Seth Low Playground/ Bealin Square
W. 12 St. bet. Bay Pkwy. and Ave. P
Directions via Google Maps
Seth Low Playground
This playground honors Seth Low (1850-1916), former president of Columbia College (1890-1901) – now Columbia University - and mayor of New York (1901-1903). Low was born in Brooklyn and educated at Brooklyn Polytechnic Institute and Columbia College. Graduating in 1870, he went on to study law, but, at the request of his father, he joined the family tea and silk importing firm.
Low was a reformer in his family’s tradition. His grandfather had organized the Brooklyn Association for Improving the Condition of the Poor, and, in 1878, Low established the Bureau of Charities of Brooklyn. He gravitated towards political reform, campaigning for James A Garfield (1831-1881), the Republican candidate for president in 1880. Low himself served two, two-year terms as mayor of the City of Brooklyn (1881-1885). During his time in office, he reorganized the public school system, instituted the merit system in municipal service, and reduced Brooklyn’s budget deficit.
After helping draft the charter that consolidated the five boroughs into New York City in 1898, Low ran for mayor of New York on the Citizens Union ticket. He lost to the Tammany Hall candidate, Robert Van Wyck. In 1901, a citizenry outraged by the scandals of the Tammany administration swept Low into office. As he did in Brooklyn, Low instituted reforms in the police department, public schools, and city finances. He also presided over the development of important construction projects: a subway line between Manhattan and Brooklyn, The Pennsylvania Station tunnel to Long Island, and the electrification of the New York Central Railroad. He addressed the problems of poverty and inadequate housing.

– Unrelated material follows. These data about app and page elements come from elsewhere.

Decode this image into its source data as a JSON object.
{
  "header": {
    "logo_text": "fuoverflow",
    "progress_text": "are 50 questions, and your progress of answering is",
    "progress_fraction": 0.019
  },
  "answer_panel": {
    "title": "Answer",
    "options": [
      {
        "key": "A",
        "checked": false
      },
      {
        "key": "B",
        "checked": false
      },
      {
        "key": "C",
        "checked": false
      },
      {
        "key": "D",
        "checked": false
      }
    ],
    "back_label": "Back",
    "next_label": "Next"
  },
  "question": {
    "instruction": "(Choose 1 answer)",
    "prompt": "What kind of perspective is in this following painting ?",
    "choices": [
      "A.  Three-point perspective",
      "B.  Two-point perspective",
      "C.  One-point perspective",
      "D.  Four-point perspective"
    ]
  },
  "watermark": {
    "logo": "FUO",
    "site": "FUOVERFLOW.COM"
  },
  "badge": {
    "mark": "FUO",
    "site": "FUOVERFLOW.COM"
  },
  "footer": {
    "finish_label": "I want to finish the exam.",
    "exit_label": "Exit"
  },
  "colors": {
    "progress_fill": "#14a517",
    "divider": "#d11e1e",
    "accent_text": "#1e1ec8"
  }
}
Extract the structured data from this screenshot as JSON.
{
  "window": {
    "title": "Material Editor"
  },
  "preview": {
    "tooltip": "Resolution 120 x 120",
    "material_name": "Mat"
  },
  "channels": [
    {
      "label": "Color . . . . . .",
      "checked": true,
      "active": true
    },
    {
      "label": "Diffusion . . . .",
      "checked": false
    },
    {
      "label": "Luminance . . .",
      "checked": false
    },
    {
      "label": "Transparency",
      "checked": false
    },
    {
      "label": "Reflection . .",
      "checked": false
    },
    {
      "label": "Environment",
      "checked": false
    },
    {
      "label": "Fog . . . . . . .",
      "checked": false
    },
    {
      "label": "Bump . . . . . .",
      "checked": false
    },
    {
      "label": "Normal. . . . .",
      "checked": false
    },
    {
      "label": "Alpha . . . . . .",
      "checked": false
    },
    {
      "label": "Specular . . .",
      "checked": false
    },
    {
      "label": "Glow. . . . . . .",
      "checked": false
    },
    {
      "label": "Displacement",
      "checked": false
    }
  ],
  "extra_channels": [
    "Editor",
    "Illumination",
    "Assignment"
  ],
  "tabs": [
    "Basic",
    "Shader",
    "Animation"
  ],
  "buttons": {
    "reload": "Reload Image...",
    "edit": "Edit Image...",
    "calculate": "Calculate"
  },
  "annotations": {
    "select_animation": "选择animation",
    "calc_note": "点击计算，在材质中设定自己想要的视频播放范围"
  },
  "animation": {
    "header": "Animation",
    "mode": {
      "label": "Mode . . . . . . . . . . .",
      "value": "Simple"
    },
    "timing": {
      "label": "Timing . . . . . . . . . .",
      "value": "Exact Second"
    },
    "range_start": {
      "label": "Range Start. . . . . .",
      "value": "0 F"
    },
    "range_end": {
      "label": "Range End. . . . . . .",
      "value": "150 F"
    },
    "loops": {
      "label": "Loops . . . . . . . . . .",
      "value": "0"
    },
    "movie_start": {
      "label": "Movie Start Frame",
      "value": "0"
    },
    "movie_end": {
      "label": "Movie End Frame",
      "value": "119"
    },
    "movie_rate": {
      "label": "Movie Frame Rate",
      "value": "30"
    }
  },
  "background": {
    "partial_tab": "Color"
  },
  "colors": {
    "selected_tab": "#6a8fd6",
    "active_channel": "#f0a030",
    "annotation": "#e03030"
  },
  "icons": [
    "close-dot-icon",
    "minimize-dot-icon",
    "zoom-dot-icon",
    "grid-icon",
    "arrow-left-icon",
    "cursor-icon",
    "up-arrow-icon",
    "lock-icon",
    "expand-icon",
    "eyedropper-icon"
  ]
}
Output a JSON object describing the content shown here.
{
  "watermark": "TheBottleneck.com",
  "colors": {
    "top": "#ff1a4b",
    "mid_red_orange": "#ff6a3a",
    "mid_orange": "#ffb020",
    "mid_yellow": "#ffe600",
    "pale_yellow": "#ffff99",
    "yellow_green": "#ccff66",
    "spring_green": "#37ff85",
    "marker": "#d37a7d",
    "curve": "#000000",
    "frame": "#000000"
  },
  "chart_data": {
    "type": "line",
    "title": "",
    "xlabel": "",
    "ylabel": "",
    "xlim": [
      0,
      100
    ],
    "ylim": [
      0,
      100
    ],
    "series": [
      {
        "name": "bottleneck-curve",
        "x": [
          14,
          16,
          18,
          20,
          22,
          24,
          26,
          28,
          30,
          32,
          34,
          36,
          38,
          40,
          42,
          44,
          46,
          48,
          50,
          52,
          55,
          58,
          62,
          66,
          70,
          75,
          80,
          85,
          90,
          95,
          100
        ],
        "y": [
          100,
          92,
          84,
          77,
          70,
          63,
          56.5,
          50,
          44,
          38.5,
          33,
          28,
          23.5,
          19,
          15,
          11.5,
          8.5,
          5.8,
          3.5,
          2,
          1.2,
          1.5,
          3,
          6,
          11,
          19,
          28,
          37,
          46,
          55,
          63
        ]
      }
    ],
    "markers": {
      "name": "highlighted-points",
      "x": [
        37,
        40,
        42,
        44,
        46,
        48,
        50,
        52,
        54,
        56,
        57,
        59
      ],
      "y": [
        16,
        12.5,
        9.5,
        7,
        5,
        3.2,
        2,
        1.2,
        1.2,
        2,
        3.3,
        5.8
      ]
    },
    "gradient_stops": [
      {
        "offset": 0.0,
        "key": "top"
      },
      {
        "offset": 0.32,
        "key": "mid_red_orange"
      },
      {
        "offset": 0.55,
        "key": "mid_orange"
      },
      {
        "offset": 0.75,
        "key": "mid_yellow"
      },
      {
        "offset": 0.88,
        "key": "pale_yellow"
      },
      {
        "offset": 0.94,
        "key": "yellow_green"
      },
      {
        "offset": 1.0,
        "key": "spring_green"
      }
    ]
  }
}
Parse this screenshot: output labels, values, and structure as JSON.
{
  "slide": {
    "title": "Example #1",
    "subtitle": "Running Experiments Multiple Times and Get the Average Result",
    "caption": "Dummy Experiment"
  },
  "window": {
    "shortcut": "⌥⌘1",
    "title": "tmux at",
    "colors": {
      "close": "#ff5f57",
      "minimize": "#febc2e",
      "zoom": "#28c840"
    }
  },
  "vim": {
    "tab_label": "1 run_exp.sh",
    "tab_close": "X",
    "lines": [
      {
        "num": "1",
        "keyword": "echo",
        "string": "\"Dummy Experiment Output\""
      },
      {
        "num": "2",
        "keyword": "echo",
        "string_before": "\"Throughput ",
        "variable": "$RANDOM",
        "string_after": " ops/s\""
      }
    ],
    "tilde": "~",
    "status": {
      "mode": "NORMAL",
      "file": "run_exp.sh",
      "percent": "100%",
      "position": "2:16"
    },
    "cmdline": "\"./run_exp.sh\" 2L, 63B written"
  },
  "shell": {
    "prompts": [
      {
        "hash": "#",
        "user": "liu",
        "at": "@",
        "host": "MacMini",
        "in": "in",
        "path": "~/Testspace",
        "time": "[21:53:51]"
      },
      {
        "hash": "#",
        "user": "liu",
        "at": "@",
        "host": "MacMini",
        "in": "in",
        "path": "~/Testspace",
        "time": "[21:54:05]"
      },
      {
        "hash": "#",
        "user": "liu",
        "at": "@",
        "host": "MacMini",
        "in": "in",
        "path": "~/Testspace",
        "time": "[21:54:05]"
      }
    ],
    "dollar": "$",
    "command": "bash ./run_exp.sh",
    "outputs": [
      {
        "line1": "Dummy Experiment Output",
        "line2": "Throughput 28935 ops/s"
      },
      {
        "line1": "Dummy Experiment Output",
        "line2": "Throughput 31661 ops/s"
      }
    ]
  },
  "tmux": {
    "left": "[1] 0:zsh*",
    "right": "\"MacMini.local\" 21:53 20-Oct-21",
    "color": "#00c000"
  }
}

He lost his bid for a second two-year term to the Tammany Hall candidate in 1903
Low was named a trustee of Columbia College in 1880 and president of the school in 1890. He remained in that position until 1901, when he assumed the mayoralty of New York. He initiated Columbia’s transformation from a college into a major university, establishing a graduate education program and creating affiliations with other institutions including Barnard College, Teachers College, and the College of Physicians and Surgeons. Low Memorial Library, which Low funded, is named for his father. Low remained a Columbia trustee until 1914, giving up his position to protest the policy of denying Jews access to university facilities. Until his death in 1916, Low remained active in civic affairs.
Seth Low Playground, bounded by Bay Parkway, Avenue P, and West 12th Street, is located in the Bensonhurst section of Brooklyn and is adjacent to the Seth Low Intermediate School. Bensonhurst was once a rural section of the Dutch colonial town of New Utrecht. In the 1880s, land developer James Lynch bought land from the Benson family, after whom the neighborhood is named, and converted it into a exclusive community which he named Bensonhurst-by-the-Sea. When the area was linked with Manhattan by the Fourth Avenue subway line in 1915, the population rapidly increased. Two- and three-family houses and apartment buildings were built during the 1920s for the growing population of Italians and Jews from the Lower East Side. Following World War II (1939-1945), Bensonhurst continued to grow. It was immortalized in “The Honeymooners,” a classic television show set in Bensonhurst that aired from 1952 to 1957.
On December 8, 1924, the City of New York acquired this property by condemnation and built a playground on the site. The playground itself was not officially named, but was referred to as Seth Low Playground by local residents for many years. In 1987, Parks officially changed the name of both the playground and the adjacent square to Seth Low Playground. One year later, a new parkhouse was built in Seth Low Playground at a cost of $500,000. A $219,000 reconstruction of the playground, funded by Borough President Howard Golden, was completed in 1995, and Mayor Giuliani funded a $156,466 pavement and sitework project in 2000